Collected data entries
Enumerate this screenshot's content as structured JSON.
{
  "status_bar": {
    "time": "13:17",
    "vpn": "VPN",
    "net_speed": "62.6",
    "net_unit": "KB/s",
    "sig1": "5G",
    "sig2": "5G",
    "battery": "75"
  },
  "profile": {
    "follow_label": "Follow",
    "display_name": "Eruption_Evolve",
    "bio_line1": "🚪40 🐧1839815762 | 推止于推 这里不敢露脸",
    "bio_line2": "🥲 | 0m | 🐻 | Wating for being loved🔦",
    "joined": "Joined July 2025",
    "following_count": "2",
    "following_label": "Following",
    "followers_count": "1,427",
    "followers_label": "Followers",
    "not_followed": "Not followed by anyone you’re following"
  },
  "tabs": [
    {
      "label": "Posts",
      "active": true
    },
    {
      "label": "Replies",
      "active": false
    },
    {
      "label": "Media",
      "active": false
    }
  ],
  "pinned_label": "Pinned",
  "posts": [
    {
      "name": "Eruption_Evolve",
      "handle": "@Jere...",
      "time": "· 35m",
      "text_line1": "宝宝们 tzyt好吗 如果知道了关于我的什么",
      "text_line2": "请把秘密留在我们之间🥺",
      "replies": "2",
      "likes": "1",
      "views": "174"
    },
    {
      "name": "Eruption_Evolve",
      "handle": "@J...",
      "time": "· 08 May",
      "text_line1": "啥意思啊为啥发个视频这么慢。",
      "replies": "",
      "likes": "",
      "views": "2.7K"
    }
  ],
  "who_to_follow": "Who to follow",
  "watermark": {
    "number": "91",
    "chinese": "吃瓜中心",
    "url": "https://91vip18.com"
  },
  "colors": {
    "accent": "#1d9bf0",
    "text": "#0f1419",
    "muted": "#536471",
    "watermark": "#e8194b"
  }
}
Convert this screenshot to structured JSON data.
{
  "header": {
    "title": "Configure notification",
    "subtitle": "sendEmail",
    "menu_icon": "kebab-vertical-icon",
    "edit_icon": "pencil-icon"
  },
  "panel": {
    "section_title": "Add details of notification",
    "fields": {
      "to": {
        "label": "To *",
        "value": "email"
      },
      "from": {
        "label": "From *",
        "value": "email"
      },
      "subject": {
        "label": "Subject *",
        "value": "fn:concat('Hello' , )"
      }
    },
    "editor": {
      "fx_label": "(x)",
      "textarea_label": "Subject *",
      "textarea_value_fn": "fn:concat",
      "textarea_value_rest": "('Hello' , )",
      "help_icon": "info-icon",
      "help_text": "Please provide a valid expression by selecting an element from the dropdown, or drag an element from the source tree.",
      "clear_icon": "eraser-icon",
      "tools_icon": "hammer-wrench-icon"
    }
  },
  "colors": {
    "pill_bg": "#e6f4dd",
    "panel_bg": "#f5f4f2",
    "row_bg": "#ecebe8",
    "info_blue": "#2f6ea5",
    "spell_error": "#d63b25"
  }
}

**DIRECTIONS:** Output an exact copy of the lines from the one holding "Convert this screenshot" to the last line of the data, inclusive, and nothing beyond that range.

**COMPLETED TASK:**
Convert this screenshot to structured JSON data.
{
  "header": {
    "title": "Configure notification",
    "subtitle": "sendEmail",
    "menu_icon": "kebab-vertical-icon",
    "edit_icon": "pencil-icon"
  },
  "panel": {
    "section_title": "Add details of notification",
    "fields": {
      "to": {
        "label": "To *",
        "value": "email"
      },
      "from": {
        "label": "From *",
        "value": "email"
      },
      "subject": {
        "label": "Subject *",
        "value": "fn:concat('Hello' , )"
      }
    },
    "editor": {
      "fx_label": "(x)",
      "textarea_label": "Subject *",
      "textarea_value_fn": "fn:concat",
      "textarea_value_rest": "('Hello' , )",
      "help_icon": "info-icon",
      "help_text": "Please provide a valid expression by selecting an element from the dropdown, or drag an element from the source tree.",
      "clear_icon": "eraser-icon",
      "tools_icon": "hammer-wrench-icon"
    }
  },
  "colors": {
    "pill_bg": "#e6f4dd",
    "panel_bg": "#f5f4f2",
    "row_bg": "#ecebe8",
    "info_blue": "#2f6ea5",
    "spell_error": "#d63b25"
  }
}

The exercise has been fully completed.